One night, when it was dark my mum looked out and saw a hedgehog sitting by the kitchen door. She put down a saucer of milk for it and closed the door gently so as not to scare the animal.

In the morning when she went out for the saucer, she found she had placed it down beside an upturned scrubbing brush!. She always laughed at the memory of that.

Christmas was a very special time for us children in Snowdrop Cottage. We rose early on Christmas morning, indeed, we probably hadn't even slept but two hours in total but then, lying abed waiting for the sound of sleigh bells, what child in New Galloway had?

The main gift from Santa was a cowboy suit, very popular in those pre-computer days. Even although it was freezing outside, I was soon dressed as Roy Rogers, with waistcoat, hat and gun-belt, a five-year-old desperado striding down that long ago High Noon street, rattlesnake eyes peeled open and searching the town, looking for the varmint, my pal, Wee Smithie, ho was also the lucky festive recipient of Western attire.

I have been to many places worldwide since those days yet, as I look back now, they are some of the happiest of my life.

When you are a child, the bad things in life are as nothing as long as you are fortunate enough to be loved and cared for - and we were. I can still see my father in the tiny sitting room playing the massive 78s, the records he had bought, on the ancient gramophone which smelt of furniture polish and seemed to take ten minutes to warm up to play tunes with catchy lyrics like -

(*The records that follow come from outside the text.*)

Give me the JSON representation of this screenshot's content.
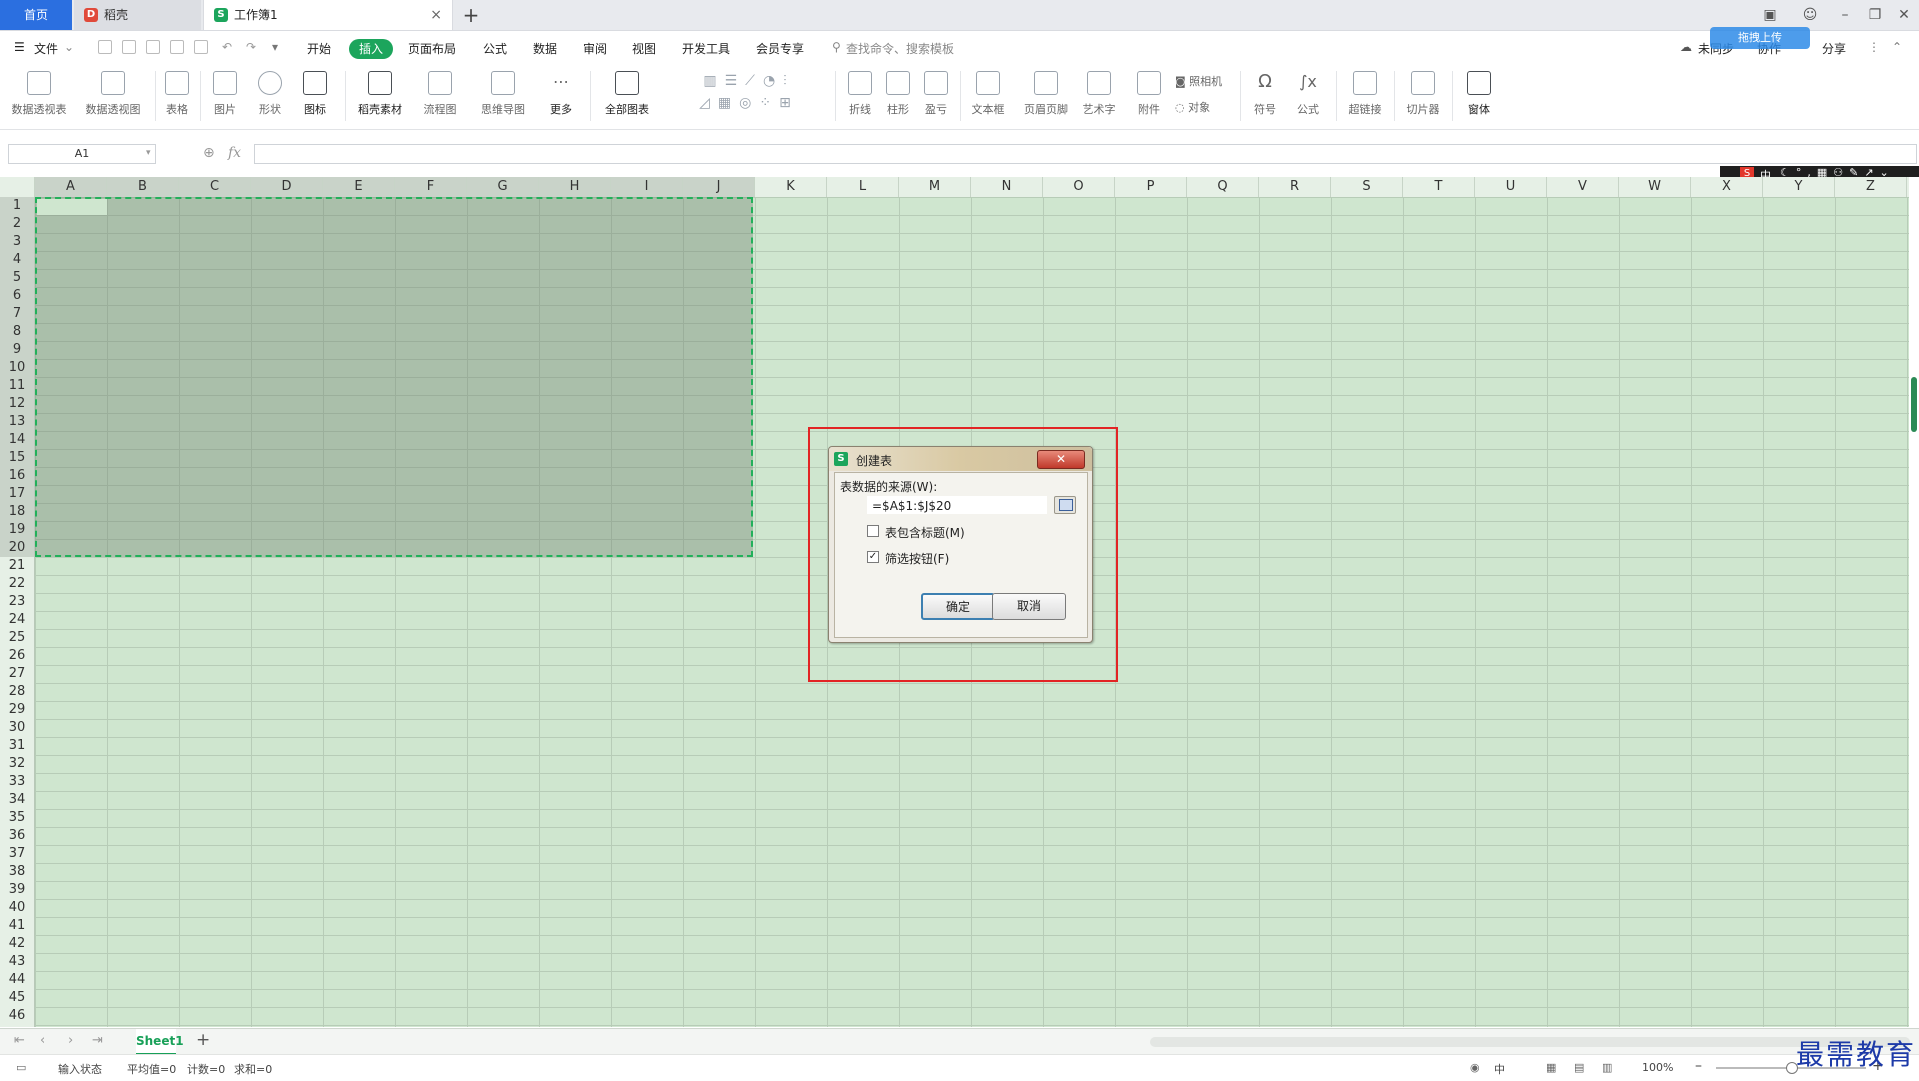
{
  "tabs": {
    "home": "首页",
    "daoke": "稻壳",
    "workbook": "工作簿1",
    "close": "×",
    "add": "+"
  },
  "window": {
    "minimize": "–",
    "restore": "❐",
    "close": "✕"
  },
  "menu": {
    "file": "文件",
    "items": [
      "开始",
      "插入",
      "页面布局",
      "公式",
      "数据",
      "审阅",
      "视图",
      "开发工具",
      "会员专享"
    ],
    "search_placeholder": "查找命令、搜索模板",
    "unsynced": "未同步",
    "collab": "协作",
    "share": "分享",
    "float_badge": "拖拽上传"
  },
  "ribbon": {
    "items": [
      "数据透视表",
      "数据透视图",
      "表格",
      "图片",
      "形状",
      "图标",
      "稻壳素材",
      "流程图",
      "思维导图",
      "更多",
      "全部图表",
      "折线",
      "柱形",
      "盈亏",
      "文本框",
      "页眉页脚",
      "艺术字",
      "附件",
      "照相机",
      "对象",
      "符号",
      "公式",
      "超链接",
      "切片器",
      "窗体"
    ]
  },
  "formula_bar": {
    "name_box": "A1",
    "fx": "fx",
    "zoom_icon": "⊕"
  },
  "ime": {
    "text": "中"
  },
  "grid": {
    "columns": [
      "A",
      "B",
      "C",
      "D",
      "E",
      "F",
      "G",
      "H",
      "I",
      "J",
      "K",
      "L",
      "M",
      "N",
      "O",
      "P",
      "Q",
      "R",
      "S",
      "T",
      "U",
      "V",
      "W",
      "X",
      "Y",
      "Z"
    ],
    "rows": [
      "1",
      "2",
      "3",
      "4",
      "5",
      "6",
      "7",
      "8",
      "9",
      "10",
      "11",
      "12",
      "13",
      "14",
      "15",
      "16",
      "17",
      "18",
      "19",
      "20",
      "21",
      "22",
      "23",
      "24",
      "25",
      "26",
      "27",
      "28",
      "29",
      "30",
      "31",
      "32",
      "33",
      "34",
      "35",
      "36",
      "37",
      "38",
      "39",
      "40",
      "41",
      "42",
      "43",
      "44",
      "45",
      "46"
    ],
    "selection": "A1:J20"
  },
  "dialog": {
    "title": "创建表",
    "source_label": "表数据的来源(W):",
    "range_value": "=$A$1:$J$20",
    "header_checkbox_label": "表包含标题(M)",
    "header_checked": false,
    "filter_checkbox_label": "筛选按钮(F)",
    "filter_checked": true,
    "ok": "确定",
    "cancel": "取消"
  },
  "sheets": {
    "active": "Sheet1",
    "add": "+"
  },
  "status": {
    "mode": "输入状态",
    "average": "平均值=0",
    "count": "计数=0",
    "sum": "求和=0",
    "zoom": "100%",
    "ime_mode": "中"
  },
  "watermark": "最需教育"
}
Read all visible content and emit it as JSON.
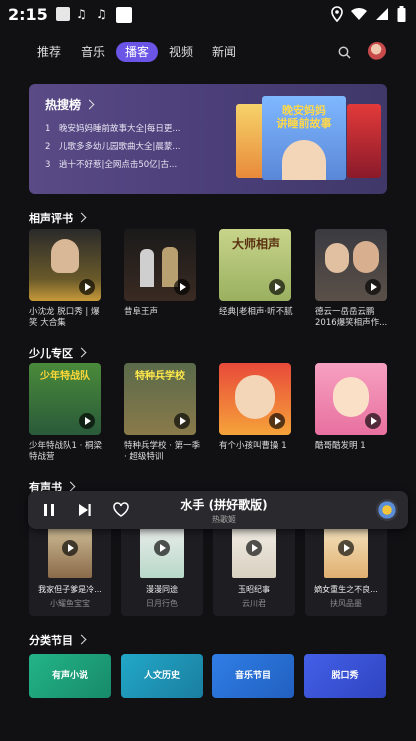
{
  "status_bar": {
    "time": "2:15",
    "notification_icons": [
      "a-app-icon",
      "music-note-icon",
      "music-note-icon",
      "square-app-icon"
    ],
    "right_icons": [
      "location-icon",
      "wifi-icon",
      "signal-icon",
      "battery-icon"
    ]
  },
  "nav": {
    "tabs": [
      "推荐",
      "音乐",
      "播客",
      "视频",
      "新闻"
    ],
    "active_tab": "播客"
  },
  "hot": {
    "title": "热搜榜",
    "items": [
      {
        "num": "1",
        "text": "晚安妈妈睡前故事大全|每日更..."
      },
      {
        "num": "2",
        "text": "儿歌多多幼儿园歌曲大全|晨蒙..."
      },
      {
        "num": "3",
        "text": "逍十不好惹|全网点击50亿|古..."
      }
    ],
    "cover_title": "晚安妈妈\n讲睡前故事"
  },
  "sections": {
    "crosstalk": {
      "title": "相声评书",
      "items": [
        {
          "caption": "小沈龙 脱口秀 | 爆笑 大合集"
        },
        {
          "caption": "昔阜王声"
        },
        {
          "caption": "经典|老相声·听不腻"
        },
        {
          "caption": "德云一岳岳云鹏2016爆笑相声作..."
        }
      ],
      "thumb_text": [
        "",
        "",
        "大师相声",
        ""
      ]
    },
    "kids": {
      "title": "少儿专区",
      "items": [
        {
          "caption": "少年特战队1 · 桐梁特战营"
        },
        {
          "caption": "特种兵学校 · 第一季 · 超级特训"
        },
        {
          "caption": "有个小孩叫曹操 1"
        },
        {
          "caption": "酷哥酷发明 1"
        }
      ],
      "thumb_text": [
        "少年特战队",
        "特种兵学校",
        "",
        ""
      ]
    },
    "audiobooks": {
      "title": "有声书",
      "items": [
        {
          "title": "我家但子爹是冷...",
          "author": "小耀鱼宝宝"
        },
        {
          "title": "漫漫同途",
          "author": "日月行色"
        },
        {
          "title": "玉昭纪事",
          "author": "云川君"
        },
        {
          "title": "嫡女重生之不良...",
          "author": "扶风品墨"
        }
      ]
    },
    "categories": {
      "title": "分类节目",
      "items": [
        {
          "label": "有声小说",
          "color": "#1fa37c"
        },
        {
          "label": "人文历史",
          "color": "#1e94b8"
        },
        {
          "label": "音乐节目",
          "color": "#2a6fd6"
        },
        {
          "label": "脱口秀",
          "color": "#3a56d8"
        }
      ]
    }
  },
  "player": {
    "title": "水手 (拼好歌版)",
    "artist": "热歌姬"
  },
  "colors": {
    "accent": "#6a55e6",
    "background": "#111114"
  }
}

'Gee but its great being,
being out late walking my baby back home,
Hours go by and she gives me the eye,
Walking my baby back home'

And then we would climb the big wooden ascent of the stairs to bed, clutching our teddy-bear hot water bottles and dressed in our favourite 'Mr Turnip Man' pyjamas, still listening to the music coming faintly from downstairs until the melodies became part of our slumbers.

Next time, and every time I walk past that little cottage and pause for a moment, I will see those people ho shared those long ago moments with me; Spot the mongrel racing madly up the road to greet us in the afternoon sunshine as we returned from the village school.

Those happy days will always remain a secret garden in my heart where the flowers bloom forever. That is what New Galloway meant to me and hat it always will.

'Although they have gone,
and I have moved on,
In my memory, they will always be.
Now and then they will flow
from my pen, and, once again,
I will see those childhood places
And the untied and the little boy
that was me.'

In memory of my father & Mother, Bill & Isla Martin

Previously published by Scottish Memories Magazine, Warners Group Publications plc.